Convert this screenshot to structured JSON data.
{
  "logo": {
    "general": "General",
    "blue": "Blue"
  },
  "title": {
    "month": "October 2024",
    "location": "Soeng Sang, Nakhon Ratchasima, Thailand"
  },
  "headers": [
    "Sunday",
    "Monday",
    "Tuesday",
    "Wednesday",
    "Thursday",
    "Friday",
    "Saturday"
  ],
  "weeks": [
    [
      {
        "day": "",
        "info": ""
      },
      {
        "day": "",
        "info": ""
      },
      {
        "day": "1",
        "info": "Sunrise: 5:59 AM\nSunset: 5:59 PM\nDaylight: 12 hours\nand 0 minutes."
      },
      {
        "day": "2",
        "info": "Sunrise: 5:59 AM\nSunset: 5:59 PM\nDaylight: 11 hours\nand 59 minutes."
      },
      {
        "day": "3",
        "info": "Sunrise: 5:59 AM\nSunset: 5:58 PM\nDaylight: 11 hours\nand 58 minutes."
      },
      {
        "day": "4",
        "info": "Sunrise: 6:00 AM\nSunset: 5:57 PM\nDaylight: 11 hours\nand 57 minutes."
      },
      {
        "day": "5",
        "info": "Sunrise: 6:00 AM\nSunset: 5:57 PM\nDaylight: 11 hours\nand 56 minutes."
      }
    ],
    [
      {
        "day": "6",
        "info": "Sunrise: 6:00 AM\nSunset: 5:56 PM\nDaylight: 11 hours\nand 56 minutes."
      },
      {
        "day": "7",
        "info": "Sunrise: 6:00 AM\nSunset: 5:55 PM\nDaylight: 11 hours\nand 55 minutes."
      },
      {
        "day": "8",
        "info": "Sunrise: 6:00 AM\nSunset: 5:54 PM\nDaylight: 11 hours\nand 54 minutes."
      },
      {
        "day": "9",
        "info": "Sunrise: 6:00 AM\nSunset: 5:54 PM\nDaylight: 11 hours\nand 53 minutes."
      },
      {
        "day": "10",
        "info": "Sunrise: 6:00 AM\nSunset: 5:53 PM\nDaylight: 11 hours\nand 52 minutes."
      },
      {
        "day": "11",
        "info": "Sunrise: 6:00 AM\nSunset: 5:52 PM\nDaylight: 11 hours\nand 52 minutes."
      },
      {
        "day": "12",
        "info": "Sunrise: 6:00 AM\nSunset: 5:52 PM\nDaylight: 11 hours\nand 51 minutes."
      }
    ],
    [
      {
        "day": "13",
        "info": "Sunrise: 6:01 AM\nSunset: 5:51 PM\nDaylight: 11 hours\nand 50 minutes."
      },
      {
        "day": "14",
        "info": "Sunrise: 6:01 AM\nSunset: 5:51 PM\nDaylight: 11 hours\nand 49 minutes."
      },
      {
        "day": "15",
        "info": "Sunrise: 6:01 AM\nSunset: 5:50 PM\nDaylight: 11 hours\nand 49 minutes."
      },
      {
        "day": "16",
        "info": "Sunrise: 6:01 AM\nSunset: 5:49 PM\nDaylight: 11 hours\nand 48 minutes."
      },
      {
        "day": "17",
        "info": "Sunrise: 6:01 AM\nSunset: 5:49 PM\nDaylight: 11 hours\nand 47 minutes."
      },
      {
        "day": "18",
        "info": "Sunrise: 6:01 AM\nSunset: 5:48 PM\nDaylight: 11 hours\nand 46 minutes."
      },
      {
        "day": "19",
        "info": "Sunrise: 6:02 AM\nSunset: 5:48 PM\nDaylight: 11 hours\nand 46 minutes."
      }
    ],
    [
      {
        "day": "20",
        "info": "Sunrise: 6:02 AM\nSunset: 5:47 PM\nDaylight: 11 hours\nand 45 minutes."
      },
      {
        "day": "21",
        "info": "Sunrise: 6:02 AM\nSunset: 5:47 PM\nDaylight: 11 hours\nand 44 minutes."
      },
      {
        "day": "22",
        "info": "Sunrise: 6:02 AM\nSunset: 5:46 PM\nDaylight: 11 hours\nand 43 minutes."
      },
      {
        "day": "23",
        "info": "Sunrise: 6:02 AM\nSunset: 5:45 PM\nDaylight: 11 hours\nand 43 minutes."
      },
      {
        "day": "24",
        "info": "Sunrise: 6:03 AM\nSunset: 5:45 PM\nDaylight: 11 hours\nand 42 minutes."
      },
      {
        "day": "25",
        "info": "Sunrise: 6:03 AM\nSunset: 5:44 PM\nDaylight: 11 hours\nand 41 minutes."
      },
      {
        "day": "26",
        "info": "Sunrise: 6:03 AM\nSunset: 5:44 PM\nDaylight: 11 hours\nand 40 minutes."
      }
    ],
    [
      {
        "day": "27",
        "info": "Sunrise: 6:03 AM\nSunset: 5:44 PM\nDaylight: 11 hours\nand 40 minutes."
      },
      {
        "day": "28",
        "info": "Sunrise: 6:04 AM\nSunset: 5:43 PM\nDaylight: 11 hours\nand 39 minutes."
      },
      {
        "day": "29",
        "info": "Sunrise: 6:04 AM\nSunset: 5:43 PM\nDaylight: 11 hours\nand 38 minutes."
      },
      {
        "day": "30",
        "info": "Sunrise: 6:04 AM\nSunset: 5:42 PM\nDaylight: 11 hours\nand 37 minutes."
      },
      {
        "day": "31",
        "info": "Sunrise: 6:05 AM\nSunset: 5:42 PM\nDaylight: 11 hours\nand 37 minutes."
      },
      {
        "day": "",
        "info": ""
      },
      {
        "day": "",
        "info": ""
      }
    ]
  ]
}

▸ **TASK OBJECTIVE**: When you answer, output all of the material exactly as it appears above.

▸ **RESULT FOR THIS EXERCISE**:
Convert this screenshot to structured JSON data.
{
  "logo": {
    "general": "General",
    "blue": "Blue"
  },
  "title": {
    "month": "October 2024",
    "location": "Soeng Sang, Nakhon Ratchasima, Thailand"
  },
  "headers": [
    "Sunday",
    "Monday",
    "Tuesday",
    "Wednesday",
    "Thursday",
    "Friday",
    "Saturday"
  ],
  "weeks": [
    [
      {
        "day": "",
        "info": ""
      },
      {
        "day": "",
        "info": ""
      },
      {
        "day": "1",
        "info": "Sunrise: 5:59 AM\nSunset: 5:59 PM\nDaylight: 12 hours\nand 0 minutes."
      },
      {
        "day": "2",
        "info": "Sunrise: 5:59 AM\nSunset: 5:59 PM\nDaylight: 11 hours\nand 59 minutes."
      },
      {
        "day": "3",
        "info": "Sunrise: 5:59 AM\nSunset: 5:58 PM\nDaylight: 11 hours\nand 58 minutes."
      },
      {
        "day": "4",
        "info": "Sunrise: 6:00 AM\nSunset: 5:57 PM\nDaylight: 11 hours\nand 57 minutes."
      },
      {
        "day": "5",
        "info": "Sunrise: 6:00 AM\nSunset: 5:57 PM\nDaylight: 11 hours\nand 56 minutes."
      }
    ],
    [
      {
        "day": "6",
        "info": "Sunrise: 6:00 AM\nSunset: 5:56 PM\nDaylight: 11 hours\nand 56 minutes."
      },
      {
        "day": "7",
        "info": "Sunrise: 6:00 AM\nSunset: 5:55 PM\nDaylight: 11 hours\nand 55 minutes."
      },
      {
        "day": "8",
        "info": "Sunrise: 6:00 AM\nSunset: 5:54 PM\nDaylight: 11 hours\nand 54 minutes."
      },
      {
        "day": "9",
        "info": "Sunrise: 6:00 AM\nSunset: 5:54 PM\nDaylight: 11 hours\nand 53 minutes."
      },
      {
        "day": "10",
        "info": "Sunrise: 6:00 AM\nSunset: 5:53 PM\nDaylight: 11 hours\nand 52 minutes."
      },
      {
        "day": "11",
        "info": "Sunrise: 6:00 AM\nSunset: 5:52 PM\nDaylight: 11 hours\nand 52 minutes."
      },
      {
        "day": "12",
        "info": "Sunrise: 6:00 AM\nSunset: 5:52 PM\nDaylight: 11 hours\nand 51 minutes."
      }
    ],
    [
      {
        "day": "13",
        "info": "Sunrise: 6:01 AM\nSunset: 5:51 PM\nDaylight: 11 hours\nand 50 minutes."
      },
      {
        "day": "14",
        "info": "Sunrise: 6:01 AM\nSunset: 5:51 PM\nDaylight: 11 hours\nand 49 minutes."
      },
      {
        "day": "15",
        "info": "Sunrise: 6:01 AM\nSunset: 5:50 PM\nDaylight: 11 hours\nand 49 minutes."
      },
      {
        "day": "16",
        "info": "Sunrise: 6:01 AM\nSunset: 5:49 PM\nDaylight: 11 hours\nand 48 minutes."
      },
      {
        "day": "17",
        "info": "Sunrise: 6:01 AM\nSunset: 5:49 PM\nDaylight: 11 hours\nand 47 minutes."
      },
      {
        "day": "18",
        "info": "Sunrise: 6:01 AM\nSunset: 5:48 PM\nDaylight: 11 hours\nand 46 minutes."
      },
      {
        "day": "19",
        "info": "Sunrise: 6:02 AM\nSunset: 5:48 PM\nDaylight: 11 hours\nand 46 minutes."
      }
    ],
    [
      {
        "day": "20",
        "info": "Sunrise: 6:02 AM\nSunset: 5:47 PM\nDaylight: 11 hours\nand 45 minutes."
      },
      {
        "day": "21",
        "info": "Sunrise: 6:02 AM\nSunset: 5:47 PM\nDaylight: 11 hours\nand 44 minutes."
      },
      {
        "day": "22",
        "info": "Sunrise: 6:02 AM\nSunset: 5:46 PM\nDaylight: 11 hours\nand 43 minutes."
      },
      {
        "day": "23",
        "info": "Sunrise: 6:02 AM\nSunset: 5:45 PM\nDaylight: 11 hours\nand 43 minutes."
      },
      {
        "day": "24",
        "info": "Sunrise: 6:03 AM\nSunset: 5:45 PM\nDaylight: 11 hours\nand 42 minutes."
      },
      {
        "day": "25",
        "info": "Sunrise: 6:03 AM\nSunset: 5:44 PM\nDaylight: 11 hours\nand 41 minutes."
      },
      {
        "day": "26",
        "info": "Sunrise: 6:03 AM\nSunset: 5:44 PM\nDaylight: 11 hours\nand 40 minutes."
      }
    ],
    [
      {
        "day": "27",
        "info": "Sunrise: 6:03 AM\nSunset: 5:44 PM\nDaylight: 11 hours\nand 40 minutes."
      },
      {
        "day": "28",
        "info": "Sunrise: 6:04 AM\nSunset: 5:43 PM\nDaylight: 11 hours\nand 39 minutes."
      },
      {
        "day": "29",
        "info": "Sunrise: 6:04 AM\nSunset: 5:43 PM\nDaylight: 11 hours\nand 38 minutes."
      },
      {
        "day": "30",
        "info": "Sunrise: 6:04 AM\nSunset: 5:42 PM\nDaylight: 11 hours\nand 37 minutes."
      },
      {
        "day": "31",
        "info": "Sunrise: 6:05 AM\nSunset: 5:42 PM\nDaylight: 11 hours\nand 37 minutes."
      },
      {
        "day": "",
        "info": ""
      },
      {
        "day": "",
        "info": ""
      }
    ]
  ]
}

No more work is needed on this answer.